a white futta

covering their heads, mouths, and ears

and a long sleeve black dress.

They look like ninjas.

They were moving

to the sound of books

being read by men

from behind a curtain.

The woman behind me

decides to lean on me even more

I lose track of the book

mom sees the confusion;

I give her the book,

she flips through the pages

she flips so much

I didn’t realize I was so behind,

they are fast readers.

I see the futta outline,

my hands are blurry behind it

I can see the outline

of my long sleeved

black dress

that belongs here.

In the Khelwe

Miral Fakher Eldeen is a Druze Arab Israeli poet. She’s completing her MA in creative writing at Bar Ilan University where her thesis discusses her identity as a Druze in Israel. She holds her BA in English literature and mathematics from the University of Haifa.

I sing to him

in English

I sing to him

Trazan’s song

I sing to him

“Just take my hand, hold it tight”

I cannot sing to him

“I’ll slaughter the pigeon”

I cannot sing to him

my childhood songs

I cannot sing to him

in Arabic.


Sohel Abu Hamood died on the 10th of March 1994 at the age of 56. He was a father, a

husband and a friend in Wadi el Fash neighborhood in Daliyat el Carmel. 10 days later a new

baby was born across the street to the Maklada family, they named him Loay. 8 years later, a

rumor was spreading: Loay Maklada is the reincarnated soul of Sohel Abu Hamood. He talks

about his past family, his children as if he’s still alive. Abu Hamood family did not believe at

first, he was born 10 days after their father’s death – it is not possible. Yet Loay was able to

open their door, remembering where the key was – on the door frame, he remembered that he

had to push the handle down and push the door open in order to open it, he remembered what

their father used to call them and that the neighbors throw garbage on their property. He

remembered every detail. He used to take a tour everyday after school on his bike around his

past property. His past wife’s name is Monira, her maiden name is Fakher Eldeen. His now

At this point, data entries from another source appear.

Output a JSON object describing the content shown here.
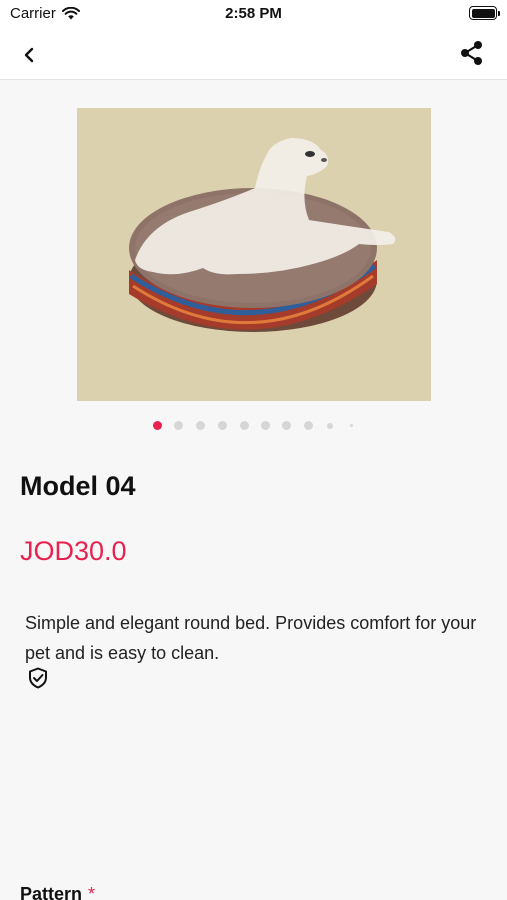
{
  "status_bar": {
    "carrier": "Carrier",
    "time": "2:58 PM"
  },
  "nav": {
    "back_icon": "chevron-left-icon",
    "share_icon": "share-icon"
  },
  "carousel": {
    "total_pages": 10,
    "current_page": 1
  },
  "product": {
    "title": "Model 04",
    "price": "JOD30.0",
    "description": "Simple and elegant round bed. Provides comfort for your pet and is easy to clean.",
    "guarantee_icon": "shield-check-icon"
  },
  "options": {
    "pattern_label": "Pattern",
    "required_marker": "*"
  },
  "colors": {
    "accent": "#e8224f",
    "image_background": "#dcd1ae",
    "page_background": "#f7f7f7"
  }
}
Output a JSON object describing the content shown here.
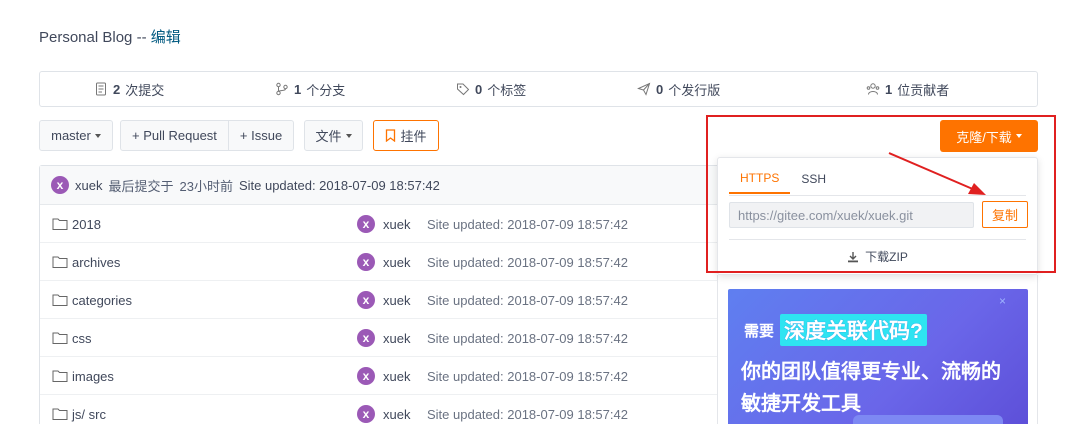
{
  "page": {
    "title": "Personal Blog",
    "title_sep": " -- ",
    "edit_link": "编辑"
  },
  "stats": {
    "commits": {
      "count": "2",
      "label": "次提交"
    },
    "branches": {
      "count": "1",
      "label": "个分支"
    },
    "tags": {
      "count": "0",
      "label": "个标签"
    },
    "releases": {
      "count": "0",
      "label": "个发行版"
    },
    "contributors": {
      "count": "1",
      "label": "位贡献者"
    }
  },
  "toolbar": {
    "branch": "master",
    "pull_request": "+ Pull Request",
    "issue": "+ Issue",
    "file": "文件",
    "plugin": "挂件",
    "clone": "克隆/下载"
  },
  "latest_commit": {
    "avatar_letter": "x",
    "author": "xuek",
    "prefix": "最后提交于",
    "time": "23小时前",
    "message": "Site updated: 2018-07-09 18:57:42"
  },
  "files": [
    {
      "name": "2018",
      "author": "xuek",
      "avatar": "x",
      "message": "Site updated: 2018-07-09 18:57:42"
    },
    {
      "name": "archives",
      "author": "xuek",
      "avatar": "x",
      "message": "Site updated: 2018-07-09 18:57:42"
    },
    {
      "name": "categories",
      "author": "xuek",
      "avatar": "x",
      "message": "Site updated: 2018-07-09 18:57:42"
    },
    {
      "name": "css",
      "author": "xuek",
      "avatar": "x",
      "message": "Site updated: 2018-07-09 18:57:42"
    },
    {
      "name": "images",
      "author": "xuek",
      "avatar": "x",
      "message": "Site updated: 2018-07-09 18:57:42"
    },
    {
      "name": "js/ src",
      "author": "xuek",
      "avatar": "x",
      "message": "Site updated: 2018-07-09 18:57:42"
    }
  ],
  "clone_dropdown": {
    "tab_https": "HTTPS",
    "tab_ssh": "SSH",
    "url": "https://gitee.com/xuek/xuek.git",
    "copy": "复制",
    "download_zip": "下载ZIP"
  },
  "ad": {
    "need": "需要",
    "highlight": "深度关联代码?",
    "line2": "你的团队值得更专业、流畅的",
    "line3": "敏捷开发工具",
    "close": "×"
  },
  "colors": {
    "accent": "#fe7300",
    "annotation": "#e02020",
    "avatar": "#9b59b6"
  }
}
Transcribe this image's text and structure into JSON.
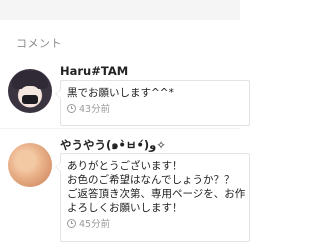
{
  "section": {
    "title": "コメント"
  },
  "comments": [
    {
      "username": "Haru#TAM",
      "avatar_icon": "user-avatar",
      "message_lines": [
        "黒でお願いします^^*"
      ],
      "time": "43分前"
    },
    {
      "username": "やうやう(๑•̀ㅂ•́)و✧",
      "avatar_icon": "user-avatar",
      "message_lines": [
        "ありがとうございます！",
        "お色のご希望はなんでしょうか？？",
        "ご返答頂き次第、専用ページを、お作",
        "よろしくお願いします！"
      ],
      "time": "45分前"
    }
  ],
  "colors": {
    "text": "#222222",
    "muted": "#9a9a9a",
    "border": "#e3e3e3"
  }
}
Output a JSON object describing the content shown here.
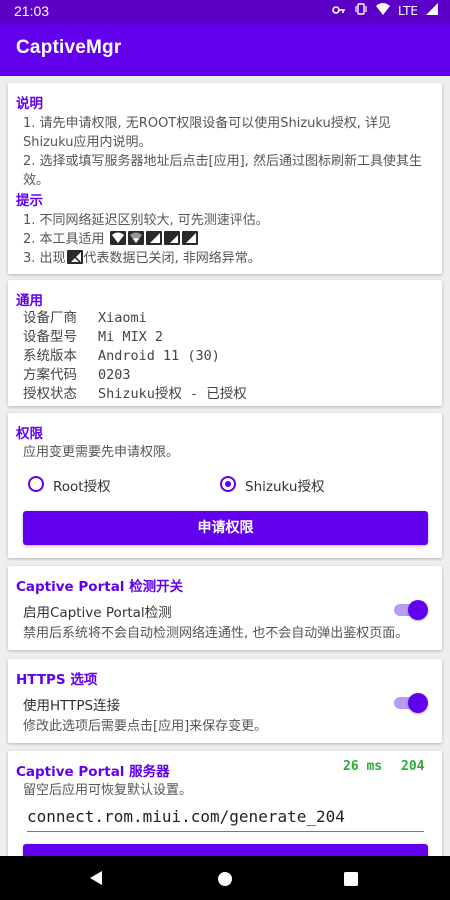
{
  "statusbar": {
    "time": "21:03",
    "network": "LTE"
  },
  "app": {
    "title": "CaptiveMgr"
  },
  "notes": {
    "title1": "说明",
    "lines1": [
      "1. 请先申请权限, 无ROOT权限设备可以使用Shizuku授权, 详见",
      "Shizuku应用内说明。",
      "2. 选择或填写服务器地址后点击[应用], 然后通过图标刷新工具使其生",
      "效。"
    ],
    "title2": "提示",
    "tip1": "1. 不同网络延迟区别较大, 可先测速评估。",
    "tip2_prefix": "2. 本工具适用",
    "tip3_prefix": "3. 出现",
    "tip3_suffix": "代表数据已关闭, 非网络异常。"
  },
  "general": {
    "title": "通用",
    "rows": [
      {
        "key": "设备厂商",
        "value": "Xiaomi"
      },
      {
        "key": "设备型号",
        "value": "Mi MIX 2"
      },
      {
        "key": "系统版本",
        "value": "Android 11 (30)"
      },
      {
        "key": "方案代码",
        "value": "0203"
      },
      {
        "key": "授权状态",
        "value": "Shizuku授权 - 已授权"
      }
    ]
  },
  "permission": {
    "title": "权限",
    "desc": "应用变更需要先申请权限。",
    "option_root": "Root授权",
    "option_shizuku": "Shizuku授权",
    "selected": "Shizuku授权",
    "button": "申请权限"
  },
  "captive_detect": {
    "title": "Captive Portal 检测开关",
    "label": "启用Captive Portal检测",
    "desc": "禁用后系统将不会自动检测网络连通性, 也不会自动弹出鉴权页面。",
    "enabled": true
  },
  "https": {
    "title": "HTTPS 选项",
    "label": "使用HTTPS连接",
    "desc": "修改此选项后需要点击[应用]来保存变更。",
    "enabled": true
  },
  "server": {
    "title": "Captive Portal 服务器",
    "latency": "26 ms",
    "code": "204",
    "desc": "留空后应用可恢复默认设置。",
    "value": "connect.rom.miui.com/generate_204"
  },
  "colors": {
    "primary": "#6200ee",
    "status": "#5c00c8",
    "ok": "#2eaa3a"
  },
  "icons": [
    "vpn-key-icon",
    "vibrate-icon",
    "wifi-icon",
    "lte-icon",
    "battery-icon",
    "back-icon",
    "home-icon",
    "recents-icon"
  ]
}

wife is called Miral, her maiden name is Fakher Eldeen, and she is his neighbor in both lives.


Author's Note:

Druze is a small, Arabic-speaking community in Israel and in the Middle East. They believe in one God, in their prophet Shuaib and in reincarnation. They pray in the Khelwe, which is a big room that separates men and women by a curtain. Moreover, Druze men serve in the Israeli army.